**PROBLEM REQUIREMENTS:**
Write out all of the records precisely. Skip anything that is a picture.

**AVAILABLE DATA:**
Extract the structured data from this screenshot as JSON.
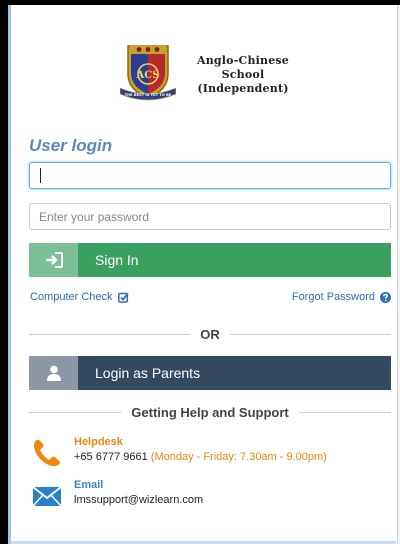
{
  "brand": {
    "school_line1": "Anglo-Chinese School",
    "school_line2": "(Independent)",
    "motto": "THE BEST IS YET TO BE",
    "crest_initials": "ACS"
  },
  "login": {
    "title": "User login",
    "username_value": "",
    "password_placeholder": "Enter your password",
    "signin_label": "Sign In",
    "computer_check_label": "Computer Check",
    "forgot_password_label": "Forgot Password",
    "or_label": "OR",
    "parents_label": "Login as Parents"
  },
  "support": {
    "heading": "Getting Help and Support",
    "helpdesk": {
      "title": "Helpdesk",
      "phone": "+65 6777 9661",
      "hours": "(Monday - Friday: 7.30am - 9.00pm)"
    },
    "email": {
      "title": "Email",
      "address": "lmssupport@wizlearn.com"
    }
  },
  "icons": {
    "signin": "sign-in-icon",
    "computer_check": "check-square-icon",
    "forgot_password": "question-circle-icon",
    "parents": "user-icon",
    "helpdesk": "phone-icon",
    "email": "envelope-icon"
  },
  "colors": {
    "accent_blue": "#5b86c4",
    "signin_green": "#3aa061",
    "parents_navy": "#34495e",
    "helpdesk_orange": "#e8890c",
    "email_blue": "#3b86c9"
  }
}
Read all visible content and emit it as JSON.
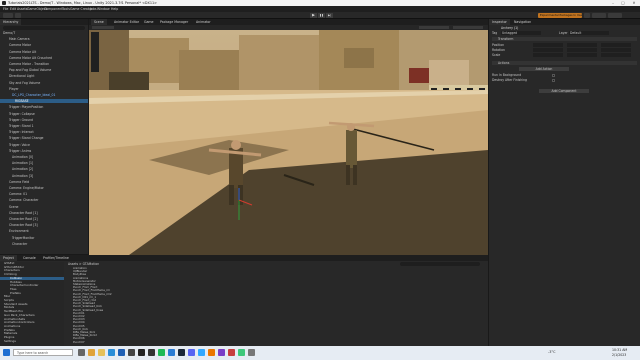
{
  "title_bar": {
    "title": "Tutorials2021LTS - Demo/T - Windows, Mac, Linux - Unity 2021.3.7f1 Personal* <DX11>",
    "minimize": "–",
    "maximize": "□",
    "close": "✕"
  },
  "menu": [
    "File",
    "Edit",
    "Assets",
    "GameObject",
    "Component",
    "Tools",
    "Game Creator",
    "Jobs",
    "Window",
    "Help"
  ],
  "toolbar": {
    "play": "▶",
    "pause": "❚❚",
    "step": "▶|",
    "layout_label": "Experimental Packages In Use ▾"
  },
  "hierarchy": {
    "tab": "Hierarchy",
    "items": [
      "Demo/T",
      "Main Camera",
      "Camera Motor",
      "Camera Motor Alt",
      "Camera Motor Alt Crouched",
      "Camera Motor - Transition",
      "Pop and Fog Global Volume",
      "Directional Light",
      "Sky and Fog Volume",
      "Player",
      "DC_LPG_Character_Ideal_01",
      "RIGBASE",
      "Trigger: PlayerPosition",
      "Trigger: Collapse",
      "Trigger: Ground",
      "Trigger: Stand 1",
      "Trigger: Interact",
      "Trigger: Stand Change",
      "Trigger: Voice",
      "Trigger: Anims",
      "Animation [0]",
      "Animation [1]",
      "Animation [2]",
      "Animation [3]",
      "Camera Field",
      "Camera: Engine/Motor",
      "Camera: 01",
      "Camera: Character",
      "Scene",
      "Character Root [1]",
      "Character Root [2]",
      "Character Root [3]",
      "Environment",
      "TriggerMonitor",
      "Character"
    ]
  },
  "scene_tabs": [
    "Scene",
    "Animator Editor",
    "Game",
    "Package Manager",
    "Animator"
  ],
  "inspector": {
    "tabs": [
      "Inspector",
      "Navigation"
    ],
    "object_name": "Archery (1)",
    "tag_label": "Tag",
    "tag_value": "Untagged",
    "layer_label": "Layer",
    "layer_value": "Default",
    "transform_title": "Transform",
    "position_label": "Position",
    "rotation_label": "Rotation",
    "scale_label": "Scale",
    "actions_title": "Actions",
    "add_action": "Add Action",
    "run_background": "Run In Background",
    "destroy_after": "Destroy After Finishing",
    "add_component": "Add Component"
  },
  "project": {
    "tabs": [
      "Project",
      "Console",
      "Profiler/Timeline"
    ],
    "folders": [
      "GTAExt",
      "GTAUnitEditor",
      "Characters",
      "Climbing",
      "Collision",
      "Hobbies",
      "CharacterController",
      "Tiles",
      "Prefabs",
      "Misc",
      "Scripts",
      "Standard Assets",
      "Models",
      "TextMesh Pro",
      "Gun Pack_Characters",
      "AnimationSets",
      "AnimationControllers",
      "Animations",
      "Prefabs",
      "Materials",
      "Plugins",
      "Settings"
    ],
    "breadcrumb": "Assets > GTAMotion",
    "files": [
      "Animation",
      "UI/Blender",
      "BodyPose",
      "Animations",
      "MotionGenerator",
      "StateAnimations",
      "Punch_From_Front",
      "Punch_Front_Fromflame_rm",
      "Punch_Front_Fromflame_rm2",
      "Punch_D01_rm_1",
      "Punch_Front_rm2",
      "Punch_Sidehead",
      "Punch_Sidehead_Kick",
      "Punch_Sidehead_Knee",
      "Punch01",
      "Punch02",
      "Punch03",
      "Punch04",
      "Punch05",
      "Punch_Kick",
      "Rifle_Melee_Kick",
      "Rifle_Melee_Kick2",
      "Punch06",
      "Punch07"
    ]
  },
  "taskbar": {
    "search_placeholder": "Type here to search",
    "temp": "-3°C",
    "time": "10:31 AM",
    "date": "2/1/2023"
  },
  "colors": {
    "accent_orange": "#c0731f",
    "selection": "#2c5d87",
    "sand": "#d6b98a",
    "shadow": "#3a3020"
  }
}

**ANSWER TO THIS TASK:**
Extract the structured data from this screenshot as JSON.
{
  "brand": {
    "school_line1": "Anglo-Chinese School",
    "school_line2": "(Independent)",
    "motto": "THE BEST IS YET TO BE",
    "crest_initials": "ACS"
  },
  "login": {
    "title": "User login",
    "username_value": "",
    "password_placeholder": "Enter your password",
    "signin_label": "Sign In",
    "computer_check_label": "Computer Check",
    "forgot_password_label": "Forgot Password",
    "or_label": "OR",
    "parents_label": "Login as Parents"
  },
  "support": {
    "heading": "Getting Help and Support",
    "helpdesk": {
      "title": "Helpdesk",
      "phone": "+65 6777 9661",
      "hours": "(Monday - Friday: 7.30am - 9.00pm)"
    },
    "email": {
      "title": "Email",
      "address": "lmssupport@wizlearn.com"
    }
  },
  "icons": {
    "signin": "sign-in-icon",
    "computer_check": "check-square-icon",
    "forgot_password": "question-circle-icon",
    "parents": "user-icon",
    "helpdesk": "phone-icon",
    "email": "envelope-icon"
  },
  "colors": {
    "accent_blue": "#5b86c4",
    "signin_green": "#3aa061",
    "parents_navy": "#34495e",
    "helpdesk_orange": "#e8890c",
    "email_blue": "#3b86c9"
  }
}
Read all visible content and emit it as JSON.
{
  "title_bar": {
    "title": "Tutorials2021LTS - Demo/T - Windows, Mac, Linux - Unity 2021.3.7f1 Personal* <DX11>",
    "minimize": "–",
    "maximize": "□",
    "close": "✕"
  },
  "menu": [
    "File",
    "Edit",
    "Assets",
    "GameObject",
    "Component",
    "Tools",
    "Game Creator",
    "Jobs",
    "Window",
    "Help"
  ],
  "toolbar": {
    "play": "▶",
    "pause": "❚❚",
    "step": "▶|",
    "layout_label": "Experimental Packages In Use ▾"
  },
  "hierarchy": {
    "tab": "Hierarchy",
    "items": [
      "Demo/T",
      "Main Camera",
      "Camera Motor",
      "Camera Motor Alt",
      "Camera Motor Alt Crouched",
      "Camera Motor - Transition",
      "Pop and Fog Global Volume",
      "Directional Light",
      "Sky and Fog Volume",
      "Player",
      "DC_LPG_Character_Ideal_01",
      "RIGBASE",
      "Trigger: PlayerPosition",
      "Trigger: Collapse",
      "Trigger: Ground",
      "Trigger: Stand 1",
      "Trigger: Interact",
      "Trigger: Stand Change",
      "Trigger: Voice",
      "Trigger: Anims",
      "Animation [0]",
      "Animation [1]",
      "Animation [2]",
      "Animation [3]",
      "Camera Field",
      "Camera: Engine/Motor",
      "Camera: 01",
      "Camera: Character",
      "Scene",
      "Character Root [1]",
      "Character Root [2]",
      "Character Root [3]",
      "Environment",
      "TriggerMonitor",
      "Character"
    ]
  },
  "scene_tabs": [
    "Scene",
    "Animator Editor",
    "Game",
    "Package Manager",
    "Animator"
  ],
  "inspector": {
    "tabs": [
      "Inspector",
      "Navigation"
    ],
    "object_name": "Archery (1)",
    "tag_label": "Tag",
    "tag_value": "Untagged",
    "layer_label": "Layer",
    "layer_value": "Default",
    "transform_title": "Transform",
    "position_label": "Position",
    "rotation_label": "Rotation",
    "scale_label": "Scale",
    "actions_title": "Actions",
    "add_action": "Add Action",
    "run_background": "Run In Background",
    "destroy_after": "Destroy After Finishing",
    "add_component": "Add Component"
  },
  "project": {
    "tabs": [
      "Project",
      "Console",
      "Profiler/Timeline"
    ],
    "folders": [
      "GTAExt",
      "GTAUnitEditor",
      "Characters",
      "Climbing",
      "Collision",
      "Hobbies",
      "CharacterController",
      "Tiles",
      "Prefabs",
      "Misc",
      "Scripts",
      "Standard Assets",
      "Models",
      "TextMesh Pro",
      "Gun Pack_Characters",
      "AnimationSets",
      "AnimationControllers",
      "Animations",
      "Prefabs",
      "Materials",
      "Plugins",
      "Settings"
    ],
    "breadcrumb": "Assets > GTAMotion",
    "files": [
      "Animation",
      "UI/Blender",
      "BodyPose",
      "Animations",
      "MotionGenerator",
      "StateAnimations",
      "Punch_From_Front",
      "Punch_Front_Fromflame_rm",
      "Punch_Front_Fromflame_rm2",
      "Punch_D01_rm_1",
      "Punch_Front_rm2",
      "Punch_Sidehead",
      "Punch_Sidehead_Kick",
      "Punch_Sidehead_Knee",
      "Punch01",
      "Punch02",
      "Punch03",
      "Punch04",
      "Punch05",
      "Punch_Kick",
      "Rifle_Melee_Kick",
      "Rifle_Melee_Kick2",
      "Punch06",
      "Punch07"
    ]
  },
  "taskbar": {
    "search_placeholder": "Type here to search",
    "temp": "-3°C",
    "time": "10:31 AM",
    "date": "2/1/2023"
  },
  "colors": {
    "accent_orange": "#c0731f",
    "selection": "#2c5d87",
    "sand": "#d6b98a",
    "shadow": "#3a3020"
  }
}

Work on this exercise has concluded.